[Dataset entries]
============================================================
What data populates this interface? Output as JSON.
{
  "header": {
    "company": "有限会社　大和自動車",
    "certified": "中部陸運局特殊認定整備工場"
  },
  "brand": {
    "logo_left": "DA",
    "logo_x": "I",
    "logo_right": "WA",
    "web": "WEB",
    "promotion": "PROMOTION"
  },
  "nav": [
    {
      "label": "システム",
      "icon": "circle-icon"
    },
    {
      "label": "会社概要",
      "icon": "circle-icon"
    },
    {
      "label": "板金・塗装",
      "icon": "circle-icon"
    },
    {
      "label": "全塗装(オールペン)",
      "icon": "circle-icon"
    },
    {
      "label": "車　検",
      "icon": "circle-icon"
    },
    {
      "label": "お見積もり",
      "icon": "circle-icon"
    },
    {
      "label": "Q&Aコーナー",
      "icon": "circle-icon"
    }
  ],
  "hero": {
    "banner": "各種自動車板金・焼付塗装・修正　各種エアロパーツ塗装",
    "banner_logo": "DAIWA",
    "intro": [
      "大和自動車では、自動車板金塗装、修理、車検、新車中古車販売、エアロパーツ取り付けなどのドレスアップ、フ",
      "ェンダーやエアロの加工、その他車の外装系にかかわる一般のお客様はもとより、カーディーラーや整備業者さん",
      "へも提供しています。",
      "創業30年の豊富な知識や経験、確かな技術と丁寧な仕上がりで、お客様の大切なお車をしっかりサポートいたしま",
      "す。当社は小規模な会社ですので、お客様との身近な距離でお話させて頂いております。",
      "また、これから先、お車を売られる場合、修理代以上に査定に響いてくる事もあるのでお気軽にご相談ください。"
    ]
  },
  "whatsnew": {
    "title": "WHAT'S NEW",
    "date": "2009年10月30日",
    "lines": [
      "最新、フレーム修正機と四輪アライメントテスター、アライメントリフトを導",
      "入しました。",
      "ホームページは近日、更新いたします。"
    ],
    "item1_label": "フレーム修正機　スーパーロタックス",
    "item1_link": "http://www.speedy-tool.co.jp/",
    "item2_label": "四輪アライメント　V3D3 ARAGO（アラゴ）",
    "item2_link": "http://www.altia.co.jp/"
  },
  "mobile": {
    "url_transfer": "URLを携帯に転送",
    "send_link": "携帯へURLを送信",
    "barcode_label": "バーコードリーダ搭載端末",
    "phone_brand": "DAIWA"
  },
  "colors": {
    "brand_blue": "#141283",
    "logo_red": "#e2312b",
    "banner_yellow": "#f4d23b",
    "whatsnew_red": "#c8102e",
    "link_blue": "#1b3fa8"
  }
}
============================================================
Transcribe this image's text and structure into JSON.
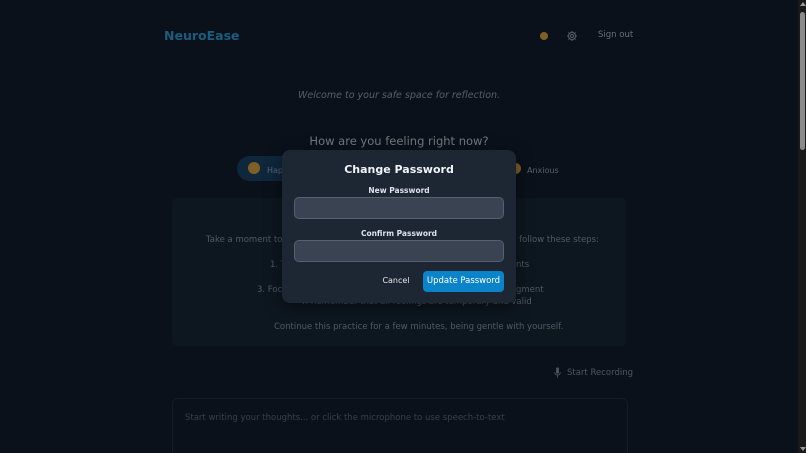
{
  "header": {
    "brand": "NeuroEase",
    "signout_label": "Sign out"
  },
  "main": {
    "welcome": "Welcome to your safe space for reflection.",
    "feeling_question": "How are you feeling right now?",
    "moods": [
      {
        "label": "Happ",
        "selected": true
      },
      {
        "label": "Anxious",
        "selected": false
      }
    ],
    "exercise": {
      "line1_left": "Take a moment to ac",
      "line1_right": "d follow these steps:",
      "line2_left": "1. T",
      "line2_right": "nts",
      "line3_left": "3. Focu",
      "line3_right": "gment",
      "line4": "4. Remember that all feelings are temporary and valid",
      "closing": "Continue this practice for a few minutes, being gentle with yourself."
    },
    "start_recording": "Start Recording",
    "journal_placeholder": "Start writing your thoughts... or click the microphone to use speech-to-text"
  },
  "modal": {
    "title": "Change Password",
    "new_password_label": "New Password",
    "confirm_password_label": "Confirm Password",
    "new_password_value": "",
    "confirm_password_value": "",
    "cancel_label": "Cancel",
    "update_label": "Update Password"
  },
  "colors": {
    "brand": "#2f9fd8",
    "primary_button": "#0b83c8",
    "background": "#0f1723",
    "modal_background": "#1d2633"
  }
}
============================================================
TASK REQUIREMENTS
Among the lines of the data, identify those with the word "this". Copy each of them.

COMPLETED EXERCISE
What data populates this interface? Output as JSON.
Transcribe this image's text and structure into JSON.
      "closing": "Continue this practice for a few minutes, being gentle with yourself."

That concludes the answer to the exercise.